*** Information provided

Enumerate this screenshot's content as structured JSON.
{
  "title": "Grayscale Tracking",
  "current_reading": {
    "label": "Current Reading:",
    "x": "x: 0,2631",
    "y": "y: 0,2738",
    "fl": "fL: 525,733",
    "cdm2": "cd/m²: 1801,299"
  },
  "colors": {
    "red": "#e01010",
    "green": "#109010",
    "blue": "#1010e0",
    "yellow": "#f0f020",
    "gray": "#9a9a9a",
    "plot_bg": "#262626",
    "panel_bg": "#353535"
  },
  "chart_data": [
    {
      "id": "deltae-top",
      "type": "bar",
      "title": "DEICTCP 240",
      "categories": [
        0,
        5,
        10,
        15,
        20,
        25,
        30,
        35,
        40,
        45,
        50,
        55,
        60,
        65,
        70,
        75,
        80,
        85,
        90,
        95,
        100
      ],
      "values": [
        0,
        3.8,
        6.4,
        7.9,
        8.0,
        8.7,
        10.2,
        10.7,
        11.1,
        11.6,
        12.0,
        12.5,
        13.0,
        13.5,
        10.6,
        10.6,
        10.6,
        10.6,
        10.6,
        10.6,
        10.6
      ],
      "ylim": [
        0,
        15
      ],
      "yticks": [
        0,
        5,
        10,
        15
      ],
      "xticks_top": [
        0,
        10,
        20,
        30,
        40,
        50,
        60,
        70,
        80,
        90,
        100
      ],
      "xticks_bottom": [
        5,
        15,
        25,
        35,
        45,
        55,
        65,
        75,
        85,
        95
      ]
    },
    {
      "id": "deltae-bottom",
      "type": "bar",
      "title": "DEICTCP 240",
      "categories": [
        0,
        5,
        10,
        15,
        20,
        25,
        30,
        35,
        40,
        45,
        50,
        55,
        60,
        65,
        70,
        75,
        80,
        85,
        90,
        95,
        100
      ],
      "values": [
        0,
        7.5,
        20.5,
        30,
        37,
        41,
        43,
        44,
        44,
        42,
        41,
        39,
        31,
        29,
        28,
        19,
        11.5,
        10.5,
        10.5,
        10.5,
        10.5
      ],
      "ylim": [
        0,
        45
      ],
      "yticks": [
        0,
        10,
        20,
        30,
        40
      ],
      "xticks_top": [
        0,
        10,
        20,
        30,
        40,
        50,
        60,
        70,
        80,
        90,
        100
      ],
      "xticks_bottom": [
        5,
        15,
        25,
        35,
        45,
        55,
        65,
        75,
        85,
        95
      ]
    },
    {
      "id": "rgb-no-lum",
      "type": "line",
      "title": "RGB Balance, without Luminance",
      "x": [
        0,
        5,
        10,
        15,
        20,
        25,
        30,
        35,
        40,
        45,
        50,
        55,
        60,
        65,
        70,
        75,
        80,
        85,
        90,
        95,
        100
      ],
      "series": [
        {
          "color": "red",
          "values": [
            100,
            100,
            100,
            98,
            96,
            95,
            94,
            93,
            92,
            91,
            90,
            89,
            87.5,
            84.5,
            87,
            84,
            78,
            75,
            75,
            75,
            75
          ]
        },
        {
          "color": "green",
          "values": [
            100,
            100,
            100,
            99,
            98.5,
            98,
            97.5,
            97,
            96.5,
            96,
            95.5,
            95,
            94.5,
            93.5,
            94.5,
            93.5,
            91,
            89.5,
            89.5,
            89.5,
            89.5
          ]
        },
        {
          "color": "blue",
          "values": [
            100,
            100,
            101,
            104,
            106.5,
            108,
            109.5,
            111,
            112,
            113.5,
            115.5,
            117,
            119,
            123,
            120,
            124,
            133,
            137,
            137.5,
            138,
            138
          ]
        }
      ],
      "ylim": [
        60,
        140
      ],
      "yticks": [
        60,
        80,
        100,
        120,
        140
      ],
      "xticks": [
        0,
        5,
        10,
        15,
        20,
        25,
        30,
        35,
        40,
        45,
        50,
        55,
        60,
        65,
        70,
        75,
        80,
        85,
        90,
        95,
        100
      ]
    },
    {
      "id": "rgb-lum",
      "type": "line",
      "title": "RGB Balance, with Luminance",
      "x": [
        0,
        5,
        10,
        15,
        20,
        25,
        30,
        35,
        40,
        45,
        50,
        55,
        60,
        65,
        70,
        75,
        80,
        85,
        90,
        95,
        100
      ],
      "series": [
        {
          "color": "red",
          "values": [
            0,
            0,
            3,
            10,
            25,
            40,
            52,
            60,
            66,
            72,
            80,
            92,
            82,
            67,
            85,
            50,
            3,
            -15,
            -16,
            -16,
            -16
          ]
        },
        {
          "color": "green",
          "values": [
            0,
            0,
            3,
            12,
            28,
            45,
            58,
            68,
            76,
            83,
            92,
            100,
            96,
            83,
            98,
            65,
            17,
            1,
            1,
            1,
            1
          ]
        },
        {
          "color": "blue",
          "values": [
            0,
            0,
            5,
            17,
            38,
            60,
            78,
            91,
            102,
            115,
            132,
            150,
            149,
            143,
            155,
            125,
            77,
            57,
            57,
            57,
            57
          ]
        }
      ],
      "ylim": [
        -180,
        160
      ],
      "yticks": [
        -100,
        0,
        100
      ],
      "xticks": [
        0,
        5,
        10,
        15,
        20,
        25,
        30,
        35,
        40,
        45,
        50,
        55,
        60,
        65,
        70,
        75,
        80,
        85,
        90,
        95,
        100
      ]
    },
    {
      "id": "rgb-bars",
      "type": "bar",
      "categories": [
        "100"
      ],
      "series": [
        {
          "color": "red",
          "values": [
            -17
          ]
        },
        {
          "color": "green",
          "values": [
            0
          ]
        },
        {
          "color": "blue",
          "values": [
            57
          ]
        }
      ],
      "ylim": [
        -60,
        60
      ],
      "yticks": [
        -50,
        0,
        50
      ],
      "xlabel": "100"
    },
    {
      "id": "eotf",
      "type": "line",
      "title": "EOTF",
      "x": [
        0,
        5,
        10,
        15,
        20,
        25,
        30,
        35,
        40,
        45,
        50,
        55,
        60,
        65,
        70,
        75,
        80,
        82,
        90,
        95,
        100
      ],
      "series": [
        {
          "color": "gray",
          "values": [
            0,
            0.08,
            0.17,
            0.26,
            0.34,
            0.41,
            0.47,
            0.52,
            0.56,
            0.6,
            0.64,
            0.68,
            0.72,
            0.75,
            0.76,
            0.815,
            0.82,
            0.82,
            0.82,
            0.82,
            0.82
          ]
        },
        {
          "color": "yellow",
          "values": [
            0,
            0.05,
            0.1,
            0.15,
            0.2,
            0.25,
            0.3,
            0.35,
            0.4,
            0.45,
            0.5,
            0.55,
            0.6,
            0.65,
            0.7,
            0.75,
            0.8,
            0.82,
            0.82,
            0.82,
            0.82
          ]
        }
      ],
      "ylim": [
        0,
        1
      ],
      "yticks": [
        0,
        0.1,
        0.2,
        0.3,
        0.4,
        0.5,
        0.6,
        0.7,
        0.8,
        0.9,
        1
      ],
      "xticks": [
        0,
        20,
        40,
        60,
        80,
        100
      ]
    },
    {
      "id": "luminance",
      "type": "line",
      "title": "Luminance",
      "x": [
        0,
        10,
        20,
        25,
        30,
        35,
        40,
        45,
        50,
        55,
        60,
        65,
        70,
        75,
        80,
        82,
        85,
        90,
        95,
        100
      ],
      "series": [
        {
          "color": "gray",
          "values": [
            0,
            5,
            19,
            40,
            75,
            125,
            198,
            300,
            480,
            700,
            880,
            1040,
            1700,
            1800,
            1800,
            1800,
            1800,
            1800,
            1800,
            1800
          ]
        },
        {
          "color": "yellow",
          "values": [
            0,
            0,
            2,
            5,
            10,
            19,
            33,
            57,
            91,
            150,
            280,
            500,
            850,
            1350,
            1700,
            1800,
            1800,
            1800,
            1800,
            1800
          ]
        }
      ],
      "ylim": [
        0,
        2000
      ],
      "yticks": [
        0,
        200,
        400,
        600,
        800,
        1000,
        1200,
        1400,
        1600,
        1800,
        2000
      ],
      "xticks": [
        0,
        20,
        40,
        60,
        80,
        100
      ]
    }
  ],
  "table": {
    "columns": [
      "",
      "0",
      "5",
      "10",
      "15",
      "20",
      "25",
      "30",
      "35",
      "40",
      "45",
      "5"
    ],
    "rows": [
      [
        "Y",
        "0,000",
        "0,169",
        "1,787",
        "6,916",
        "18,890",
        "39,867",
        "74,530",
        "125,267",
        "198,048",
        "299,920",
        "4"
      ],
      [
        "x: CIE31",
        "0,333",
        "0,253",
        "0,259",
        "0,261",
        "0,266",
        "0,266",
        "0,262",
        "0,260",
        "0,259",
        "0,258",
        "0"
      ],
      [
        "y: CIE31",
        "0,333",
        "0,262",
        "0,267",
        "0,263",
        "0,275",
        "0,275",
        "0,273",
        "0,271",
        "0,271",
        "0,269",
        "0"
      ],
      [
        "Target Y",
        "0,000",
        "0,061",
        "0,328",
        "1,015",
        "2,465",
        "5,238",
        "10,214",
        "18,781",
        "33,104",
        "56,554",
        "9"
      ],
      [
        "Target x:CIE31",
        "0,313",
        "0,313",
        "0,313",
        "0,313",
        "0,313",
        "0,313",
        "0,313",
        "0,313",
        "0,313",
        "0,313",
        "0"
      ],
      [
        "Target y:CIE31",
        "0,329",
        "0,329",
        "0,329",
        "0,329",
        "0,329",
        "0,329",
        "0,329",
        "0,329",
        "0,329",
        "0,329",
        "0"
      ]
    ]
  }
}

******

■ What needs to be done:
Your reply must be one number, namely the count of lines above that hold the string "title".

■ Exercise output:
7